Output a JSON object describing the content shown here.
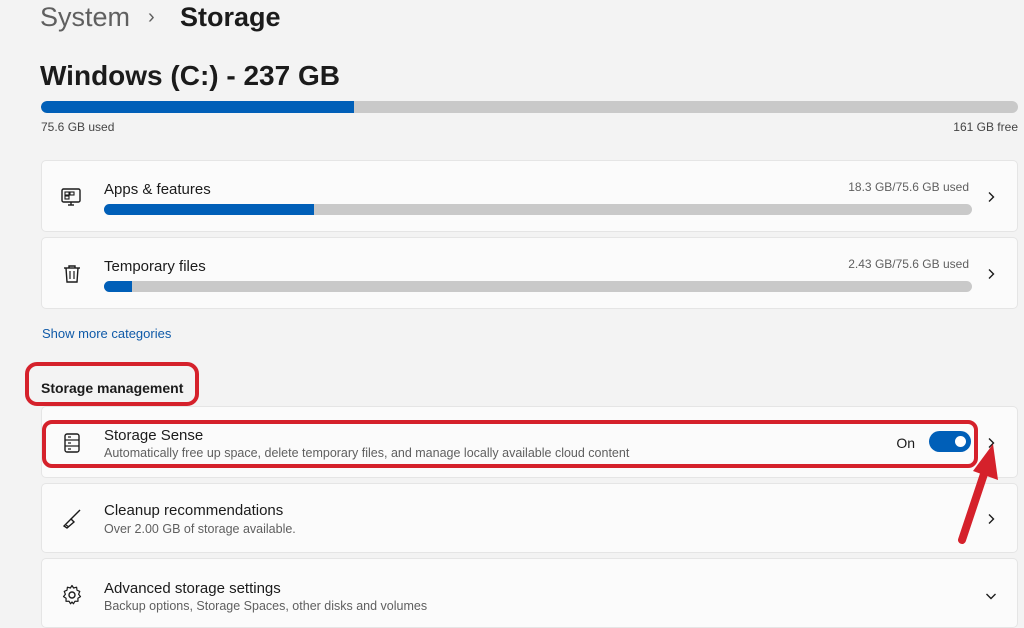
{
  "breadcrumb": {
    "parent": "System",
    "separator": "›",
    "current": "Storage"
  },
  "drive": {
    "title": "Windows (C:) - 237 GB",
    "used_label": "75.6 GB used",
    "free_label": "161 GB free",
    "used_fraction": 0.32
  },
  "categories": [
    {
      "icon": "apps-icon",
      "title": "Apps & features",
      "size": "18.3 GB/75.6 GB used",
      "fraction": 0.242
    },
    {
      "icon": "trash-icon",
      "title": "Temporary files",
      "size": "2.43 GB/75.6 GB used",
      "fraction": 0.032
    }
  ],
  "show_more": "Show more categories",
  "storage_management": {
    "title": "Storage management",
    "storage_sense": {
      "title": "Storage Sense",
      "subtitle": "Automatically free up space, delete temporary files, and manage locally available cloud content",
      "toggle_label": "On",
      "toggle_state": true
    },
    "cleanup": {
      "title": "Cleanup recommendations",
      "subtitle": "Over 2.00 GB of storage available."
    },
    "advanced": {
      "title": "Advanced storage settings",
      "subtitle": "Backup options, Storage Spaces, other disks and volumes"
    }
  },
  "colors": {
    "accent": "#005fb8",
    "highlight": "#d5212b"
  }
}
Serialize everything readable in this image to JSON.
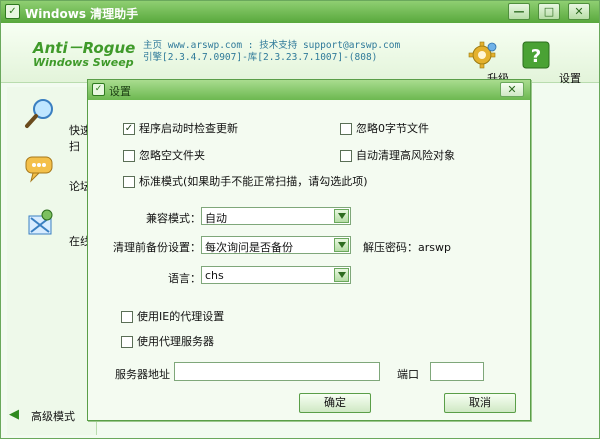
{
  "window": {
    "title": "Windows 清理助手",
    "buttons": [
      "—",
      "□",
      "✕"
    ]
  },
  "header": {
    "logo_line1": "Anti－Rogue",
    "logo_line2": "Windows Sweep",
    "info_line1": "主页 www.arswp.com : 技术支持 support@arswp.com",
    "info_line2": "引擎[2.3.4.7.0907]-库[2.3.23.7.1007]-(808)",
    "tools": [
      {
        "icon": "gear-icon",
        "label": "升级"
      },
      {
        "icon": "help-icon",
        "label": "设置"
      }
    ]
  },
  "sidebar": {
    "items": [
      {
        "icon": "magnifier-icon",
        "label": "快速扫"
      },
      {
        "icon": "chat-bubble-icon",
        "label": "论坛"
      },
      {
        "icon": "online-icon",
        "label": "在线"
      }
    ],
    "advanced_mode_label": "高级模式"
  },
  "dialog": {
    "title": "设置",
    "close_label": "✕",
    "options": [
      {
        "label": "程序启动时检查更新",
        "checked": true
      },
      {
        "label": "忽略0字节文件",
        "checked": false
      },
      {
        "label": "忽略空文件夹",
        "checked": false
      },
      {
        "label": "自动清理高风险对象",
        "checked": false
      },
      {
        "label": "标准模式(如果助手不能正常扫描，请勾选此项)",
        "checked": false
      }
    ],
    "compat_mode": {
      "label": "兼容模式：",
      "value": "自动"
    },
    "backup": {
      "label": "清理前备份设置：",
      "value": "每次询问是否备份"
    },
    "unzip_password": "解压密码：arswp",
    "language": {
      "label": "语言：",
      "value": "chs"
    },
    "proxy_options": [
      {
        "label": "使用IE的代理设置",
        "checked": false
      },
      {
        "label": "使用代理服务器",
        "checked": false
      }
    ],
    "server_label": "服务器地址",
    "server_value": "",
    "port_label": "端口",
    "port_value": "",
    "ok_label": "确定",
    "cancel_label": "取消"
  }
}
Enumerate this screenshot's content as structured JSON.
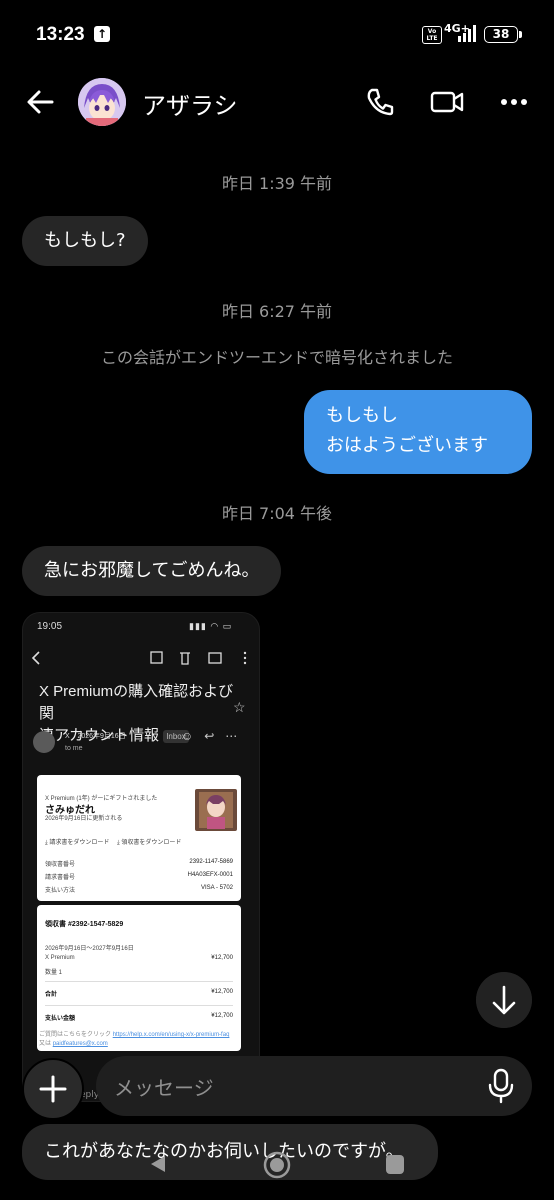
{
  "status_bar": {
    "time": "13:23",
    "volte": "Vo LTE",
    "network": "4G+",
    "battery": "38"
  },
  "header": {
    "contact_name": "アザラシ"
  },
  "messages": {
    "ts1": "昨日 1:39 午前",
    "msg1": "もしもし?",
    "ts2": "昨日 6:27 午前",
    "e2e_notice": "この会話がエンドツーエンドで暗号化されました",
    "msg2_line1": "もしもし",
    "msg2_line2": "おはようございます",
    "ts3": "昨日 7:04 午後",
    "msg3": "急にお邪魔してごめんね。",
    "msg4": "これがあなたなのかお伺いしたいのですが。"
  },
  "shared_image": {
    "time": "19:05",
    "subject_line1": "X Premiumの購入確認および関",
    "subject_line2": "連アカウント情報",
    "inbox_label": "Inbox",
    "sender": "X",
    "sent_date": "2026年9月16日",
    "to": "to me",
    "gift_text": "X Premium (1年) がーにギフトされました",
    "gift_name": "さみゅだれ",
    "gift_date": "2026年9月16日に更新される",
    "dl_receipt": "請求書をダウンロード",
    "dl_invoice": "領収書をダウンロード",
    "row1_label": "領収書番号",
    "row1_value": "2392-1147-5869",
    "row2_label": "請求書番号",
    "row2_value": "H4A03EFX-0001",
    "row3_label": "支払い方法",
    "row3_value": "VISA  - 5702",
    "receipt_title": "領収書 #2392-1547-5829",
    "period": "2026年9月16日〜2027年9月16日",
    "item_name": "X Premium",
    "item_price": "¥12,700",
    "qty": "数量 1",
    "total_label": "合計",
    "total_value": "¥12,700",
    "paid_label": "支払い金額",
    "paid_value": "¥12,700",
    "footer_prefix": "ご質問はこちらをクリック",
    "footer_link1": "https://help.x.com/en/using-x/x-premium-faq",
    "footer_mid": "又は",
    "footer_link2": "paidfeatures@x.com",
    "reply_fragment": "eply"
  },
  "composer": {
    "placeholder": "メッセージ"
  },
  "colors": {
    "background": "#000000",
    "incoming_bubble": "#262626",
    "outgoing_bubble": "#3f93e8",
    "meta_text": "#9a9a9a"
  }
}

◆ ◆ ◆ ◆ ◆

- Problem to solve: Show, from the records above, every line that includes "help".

- Answer to this problem:
        "icon": "help-icon",
    "footer_link1": "https://help.x.com/en/using-x/x-premium-faq",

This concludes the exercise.